North state senators Ted Gaines and Jim Nielsen expressed their disagreement last week with the California State Water Resources Control Board’s decision to extend the state’s emergency drought regulations.
Gaines, who represents the 1st Senate District that includes Siskiyou County, stated in a press release that by voting to extend the regulations, urban water districts will be subject to an additional 270 days of consumption reports, “stress tests,” and water-use cuts.
“This decision is blind to the plain fact seen on every mountain, river and reservoir in the north state,” Gaines said. “We are flush with water, and they know that, but this lays bare their ‘permanent drought’ plan that will let them limit and control water use forever to meet their environmentalist agenda.”
Nielsen (R-Tehama), called the Water Resources Control Board’s action extend emergency drought rules unjustified and “extraordinarily disappointing.”
In a statement he issued, Nielsen said:
“Fifty (50) of the state’s 58 counties are flooded. Our reservoirs are literally filling up and spilling out water. California’s snowpack is at 182 percent of normal.
“Where are the facts that say we are still in a drought?
“If we have a terribly dry spring, then the Governor can declare another drought.
“Major life-altering decisions should be debated and made by elected officials, not unaccountable, appointed officials.
“It seems that government workers do not want to give up their power.”
In a media release on Wednesday, Feb. 8, State Water Resources Control Board chair Felicia Marcus states that the Board extended water conservation regulations because they “have helped Californians rise to the occasion and show what they can do with conservation, while providing flexibility based on differing local water supply conditions across the state. We are beyond happy that water conditions continue to improve this year, but the rainy season isn’t over yet and some areas of the state continue to suffer significant drought impacts. As glorious as the first half of the season has been, we know that weather can change quickly, and vary depending on where you are, so it is most prudent to wait a bit longer until close of the rainy season to take stock of the statewide situation and decide what to do next.”
The existing water conservation regulations prohibit wasteful practices such as watering lawns right after rain and set a conservation mandate only for water suppliers that do not have enough water reserves to withstand three more dry years, according the SWRCB release.
It pointed out that groundwater, “the source of at least a third of California’s water supplies, remains significantly depleted in many areas. California has undergone more than five years of extreme drought with significant impacts to communities, agriculture, and fish and wildlife.
The decision to maintain existing conservation rules, according to the SWRCB release, notes that the regulations “transitioned away from specific state-mandated conservation standards last May for urban water suppliers that could demonstrate they have enough water reserves to withstand an additional three dry years.
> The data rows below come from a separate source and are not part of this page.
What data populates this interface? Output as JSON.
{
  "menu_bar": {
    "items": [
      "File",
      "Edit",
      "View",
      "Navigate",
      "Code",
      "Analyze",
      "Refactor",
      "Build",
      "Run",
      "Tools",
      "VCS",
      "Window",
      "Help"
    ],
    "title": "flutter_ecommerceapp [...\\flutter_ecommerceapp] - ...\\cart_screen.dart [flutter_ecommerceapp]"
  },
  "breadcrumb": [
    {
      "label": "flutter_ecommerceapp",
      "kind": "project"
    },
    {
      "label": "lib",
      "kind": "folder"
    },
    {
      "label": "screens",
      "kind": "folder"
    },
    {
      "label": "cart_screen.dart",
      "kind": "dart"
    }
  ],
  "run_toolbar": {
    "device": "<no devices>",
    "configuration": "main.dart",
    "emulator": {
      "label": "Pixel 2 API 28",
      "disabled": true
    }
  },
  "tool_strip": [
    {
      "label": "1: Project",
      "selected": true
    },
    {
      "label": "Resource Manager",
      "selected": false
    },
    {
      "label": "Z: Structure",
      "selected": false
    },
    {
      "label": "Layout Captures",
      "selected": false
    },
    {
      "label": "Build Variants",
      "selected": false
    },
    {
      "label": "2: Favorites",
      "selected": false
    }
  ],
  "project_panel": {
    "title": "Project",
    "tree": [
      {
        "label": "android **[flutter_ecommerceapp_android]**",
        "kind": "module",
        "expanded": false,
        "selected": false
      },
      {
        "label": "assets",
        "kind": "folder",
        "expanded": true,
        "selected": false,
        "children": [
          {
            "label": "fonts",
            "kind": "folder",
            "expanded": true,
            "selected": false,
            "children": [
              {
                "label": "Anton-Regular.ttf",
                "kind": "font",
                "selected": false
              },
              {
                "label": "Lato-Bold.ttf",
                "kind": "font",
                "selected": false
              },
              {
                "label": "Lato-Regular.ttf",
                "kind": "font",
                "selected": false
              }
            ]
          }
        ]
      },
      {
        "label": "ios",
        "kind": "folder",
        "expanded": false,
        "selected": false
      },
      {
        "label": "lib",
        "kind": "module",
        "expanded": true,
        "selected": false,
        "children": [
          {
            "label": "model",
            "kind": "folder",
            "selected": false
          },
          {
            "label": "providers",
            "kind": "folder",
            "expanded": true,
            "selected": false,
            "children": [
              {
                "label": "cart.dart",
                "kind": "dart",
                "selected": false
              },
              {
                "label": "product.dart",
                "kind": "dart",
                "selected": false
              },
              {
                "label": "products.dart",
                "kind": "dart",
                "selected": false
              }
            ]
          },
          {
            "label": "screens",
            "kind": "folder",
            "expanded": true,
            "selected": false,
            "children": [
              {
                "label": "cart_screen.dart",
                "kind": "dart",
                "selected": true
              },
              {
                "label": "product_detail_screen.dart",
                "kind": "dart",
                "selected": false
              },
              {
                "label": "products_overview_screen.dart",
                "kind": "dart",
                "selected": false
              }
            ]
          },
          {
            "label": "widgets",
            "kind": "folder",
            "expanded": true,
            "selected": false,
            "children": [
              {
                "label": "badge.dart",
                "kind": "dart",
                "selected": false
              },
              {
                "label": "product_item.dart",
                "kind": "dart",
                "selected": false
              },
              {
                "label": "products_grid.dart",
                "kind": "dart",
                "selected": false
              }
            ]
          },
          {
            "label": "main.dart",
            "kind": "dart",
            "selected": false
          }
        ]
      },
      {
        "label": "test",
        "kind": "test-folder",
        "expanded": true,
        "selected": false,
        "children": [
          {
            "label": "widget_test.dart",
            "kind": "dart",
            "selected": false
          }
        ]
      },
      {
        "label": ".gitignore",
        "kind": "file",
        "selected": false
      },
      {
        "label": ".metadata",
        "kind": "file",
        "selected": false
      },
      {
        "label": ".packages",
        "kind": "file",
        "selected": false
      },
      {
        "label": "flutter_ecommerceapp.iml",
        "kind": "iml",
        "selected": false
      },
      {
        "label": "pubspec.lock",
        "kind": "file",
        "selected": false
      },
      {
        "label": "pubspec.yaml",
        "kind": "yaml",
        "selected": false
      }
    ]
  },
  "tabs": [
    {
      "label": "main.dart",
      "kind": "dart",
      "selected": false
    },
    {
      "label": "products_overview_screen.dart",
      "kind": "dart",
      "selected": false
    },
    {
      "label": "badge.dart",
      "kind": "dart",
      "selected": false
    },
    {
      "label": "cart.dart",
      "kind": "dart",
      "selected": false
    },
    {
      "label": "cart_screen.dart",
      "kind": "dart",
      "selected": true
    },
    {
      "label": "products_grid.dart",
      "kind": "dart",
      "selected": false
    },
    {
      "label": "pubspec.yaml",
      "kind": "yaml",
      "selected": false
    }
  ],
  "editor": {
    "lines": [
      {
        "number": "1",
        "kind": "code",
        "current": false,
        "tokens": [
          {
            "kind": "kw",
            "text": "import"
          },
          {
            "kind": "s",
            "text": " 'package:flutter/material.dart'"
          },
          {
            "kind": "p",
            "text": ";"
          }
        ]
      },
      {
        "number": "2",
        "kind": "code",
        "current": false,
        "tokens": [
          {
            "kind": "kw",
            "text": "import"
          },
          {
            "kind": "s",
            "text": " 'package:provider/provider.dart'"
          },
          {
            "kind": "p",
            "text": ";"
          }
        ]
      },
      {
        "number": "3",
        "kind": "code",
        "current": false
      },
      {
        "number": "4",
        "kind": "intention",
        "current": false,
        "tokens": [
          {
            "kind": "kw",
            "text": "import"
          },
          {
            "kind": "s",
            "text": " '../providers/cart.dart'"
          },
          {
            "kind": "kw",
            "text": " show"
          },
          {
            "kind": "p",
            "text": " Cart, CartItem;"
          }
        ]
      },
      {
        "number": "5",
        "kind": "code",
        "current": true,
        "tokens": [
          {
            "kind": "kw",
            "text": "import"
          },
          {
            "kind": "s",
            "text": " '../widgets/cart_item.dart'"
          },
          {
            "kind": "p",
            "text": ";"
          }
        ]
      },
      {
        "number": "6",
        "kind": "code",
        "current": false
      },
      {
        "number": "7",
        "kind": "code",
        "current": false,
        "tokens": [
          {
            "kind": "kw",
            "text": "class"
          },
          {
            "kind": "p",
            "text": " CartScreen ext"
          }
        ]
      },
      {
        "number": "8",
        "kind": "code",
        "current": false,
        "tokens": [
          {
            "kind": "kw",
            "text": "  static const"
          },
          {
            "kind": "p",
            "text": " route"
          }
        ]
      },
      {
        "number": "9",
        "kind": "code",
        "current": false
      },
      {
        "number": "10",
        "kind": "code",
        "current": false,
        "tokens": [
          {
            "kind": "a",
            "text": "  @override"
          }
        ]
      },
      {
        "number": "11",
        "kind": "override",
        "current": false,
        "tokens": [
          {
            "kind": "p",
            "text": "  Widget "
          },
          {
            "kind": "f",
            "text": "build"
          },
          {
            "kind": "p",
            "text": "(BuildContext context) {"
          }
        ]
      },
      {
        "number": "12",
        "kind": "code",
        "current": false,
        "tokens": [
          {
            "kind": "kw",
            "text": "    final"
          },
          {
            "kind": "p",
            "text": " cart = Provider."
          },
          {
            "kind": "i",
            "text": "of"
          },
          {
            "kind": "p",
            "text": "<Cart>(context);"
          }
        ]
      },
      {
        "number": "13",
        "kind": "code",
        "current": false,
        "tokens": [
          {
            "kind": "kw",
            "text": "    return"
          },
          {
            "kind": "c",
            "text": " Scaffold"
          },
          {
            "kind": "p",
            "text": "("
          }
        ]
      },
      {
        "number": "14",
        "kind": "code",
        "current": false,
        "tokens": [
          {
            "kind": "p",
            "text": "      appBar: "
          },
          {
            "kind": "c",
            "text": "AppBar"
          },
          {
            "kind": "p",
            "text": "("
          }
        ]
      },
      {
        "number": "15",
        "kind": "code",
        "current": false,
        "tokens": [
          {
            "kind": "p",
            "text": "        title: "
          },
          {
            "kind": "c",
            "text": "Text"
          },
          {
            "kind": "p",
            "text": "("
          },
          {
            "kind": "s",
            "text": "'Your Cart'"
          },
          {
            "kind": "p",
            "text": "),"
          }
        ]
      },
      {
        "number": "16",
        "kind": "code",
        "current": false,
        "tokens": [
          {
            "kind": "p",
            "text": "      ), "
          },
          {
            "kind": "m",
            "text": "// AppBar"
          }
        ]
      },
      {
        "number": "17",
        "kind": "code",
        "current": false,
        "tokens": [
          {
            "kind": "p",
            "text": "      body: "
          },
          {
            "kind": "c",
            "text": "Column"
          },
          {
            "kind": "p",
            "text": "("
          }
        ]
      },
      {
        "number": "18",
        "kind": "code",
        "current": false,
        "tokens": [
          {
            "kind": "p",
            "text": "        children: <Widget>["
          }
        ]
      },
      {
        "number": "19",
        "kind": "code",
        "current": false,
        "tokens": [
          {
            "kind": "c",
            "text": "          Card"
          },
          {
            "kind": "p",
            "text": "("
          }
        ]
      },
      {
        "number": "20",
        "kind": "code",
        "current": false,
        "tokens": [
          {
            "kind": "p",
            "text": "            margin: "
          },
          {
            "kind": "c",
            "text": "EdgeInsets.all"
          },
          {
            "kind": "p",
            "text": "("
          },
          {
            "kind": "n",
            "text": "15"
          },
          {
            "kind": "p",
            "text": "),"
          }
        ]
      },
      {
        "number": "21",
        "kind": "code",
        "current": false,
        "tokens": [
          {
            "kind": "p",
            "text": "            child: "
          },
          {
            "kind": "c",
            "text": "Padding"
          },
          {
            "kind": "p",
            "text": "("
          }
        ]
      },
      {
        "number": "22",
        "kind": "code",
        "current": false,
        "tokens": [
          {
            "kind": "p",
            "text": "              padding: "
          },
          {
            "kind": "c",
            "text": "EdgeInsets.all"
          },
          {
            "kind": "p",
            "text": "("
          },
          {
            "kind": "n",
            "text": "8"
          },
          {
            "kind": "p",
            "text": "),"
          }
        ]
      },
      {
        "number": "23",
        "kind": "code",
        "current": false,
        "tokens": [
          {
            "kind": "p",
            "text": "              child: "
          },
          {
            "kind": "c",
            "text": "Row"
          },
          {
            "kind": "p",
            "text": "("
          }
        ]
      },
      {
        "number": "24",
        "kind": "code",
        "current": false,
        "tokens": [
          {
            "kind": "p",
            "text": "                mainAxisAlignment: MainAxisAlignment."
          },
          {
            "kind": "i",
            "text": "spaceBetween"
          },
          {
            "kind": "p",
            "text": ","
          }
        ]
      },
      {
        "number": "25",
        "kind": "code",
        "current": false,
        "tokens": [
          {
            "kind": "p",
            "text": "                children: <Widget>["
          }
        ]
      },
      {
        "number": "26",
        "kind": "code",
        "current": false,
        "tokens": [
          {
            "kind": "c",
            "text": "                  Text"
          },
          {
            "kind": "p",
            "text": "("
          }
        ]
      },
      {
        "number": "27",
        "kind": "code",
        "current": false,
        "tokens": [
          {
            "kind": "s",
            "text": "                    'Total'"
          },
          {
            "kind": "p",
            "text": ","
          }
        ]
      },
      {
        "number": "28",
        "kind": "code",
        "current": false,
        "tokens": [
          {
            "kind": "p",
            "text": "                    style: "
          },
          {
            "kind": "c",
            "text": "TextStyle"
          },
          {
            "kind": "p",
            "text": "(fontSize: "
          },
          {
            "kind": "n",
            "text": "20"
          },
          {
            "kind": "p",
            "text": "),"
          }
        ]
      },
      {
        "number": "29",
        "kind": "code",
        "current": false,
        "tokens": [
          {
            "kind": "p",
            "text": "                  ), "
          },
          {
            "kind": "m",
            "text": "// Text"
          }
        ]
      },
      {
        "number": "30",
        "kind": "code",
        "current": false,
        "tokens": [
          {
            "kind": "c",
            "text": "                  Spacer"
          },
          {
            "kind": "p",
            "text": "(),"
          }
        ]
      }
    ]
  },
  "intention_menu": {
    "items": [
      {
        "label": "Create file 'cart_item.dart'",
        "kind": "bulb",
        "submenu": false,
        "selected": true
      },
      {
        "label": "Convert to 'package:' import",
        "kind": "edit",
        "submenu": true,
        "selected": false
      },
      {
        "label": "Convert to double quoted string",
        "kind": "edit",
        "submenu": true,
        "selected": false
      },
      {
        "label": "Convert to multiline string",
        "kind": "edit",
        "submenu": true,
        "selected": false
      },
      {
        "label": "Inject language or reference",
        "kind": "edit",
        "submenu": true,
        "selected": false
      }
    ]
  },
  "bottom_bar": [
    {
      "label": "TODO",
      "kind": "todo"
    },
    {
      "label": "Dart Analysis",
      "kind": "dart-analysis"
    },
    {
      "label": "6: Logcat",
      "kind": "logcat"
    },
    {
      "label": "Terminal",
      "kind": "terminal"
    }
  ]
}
The majority of suppliers passed this ‘stress test’ and have not been subject to state conservation mandates. Under the extended regulation, urban water suppliers that didn’t take or didn’t pass the ‘stress test’ and have been subject to state-set standards are given an opportunity to update their analysis.”
The water conservation regulations had been set to expire Feb. 28.
“While water supplies have improved in many areas, the state’s five-year drought has underscored the need for permanent improvements in California’s long-term efficient water use and drought preparedness, as called for in Governor Brown’s May 2016 Executive Order, which set in motion new programs to make water conservation a way of life in California,” according to the SWRCB release.
“As a result of that order, the State Water Board and other State agencies released a draft plan that shifts from statewide mandatory water restrictions toward a set of long-term water-use efficiency standards that reflect California’s diverse climate, landscape, and demographic conditions. The plan also calls for permanently prohibiting wasteful practices, regular reporting by water suppliers, tightening up leaky systems, and strengthening plans for water shortages. These actions will help to ensure all communities have sufficient water supplies and are conserving water regardless of the conditions of any one year.
Senator Gaines said he’s convinced “that California citizens need a sanctuary from unelected bureaucrats who won’t call off the drought when people are all but having to canoe to work because of the rain.
“The state needs to waive every rule, expend every dollar it has to get Sites Reservoir built and complete other surface storage projects so we can bank more of this water instead of letting it run out into the sea. Even a Sacramento bureaucrat with an agenda couldn't fail to see the drought is over if we have more reservoirs filled to the brim.”
For more about the actions the state has taken to manage California’s water system and cope with the impacts of the drought, go to: Drought.CA.Gov.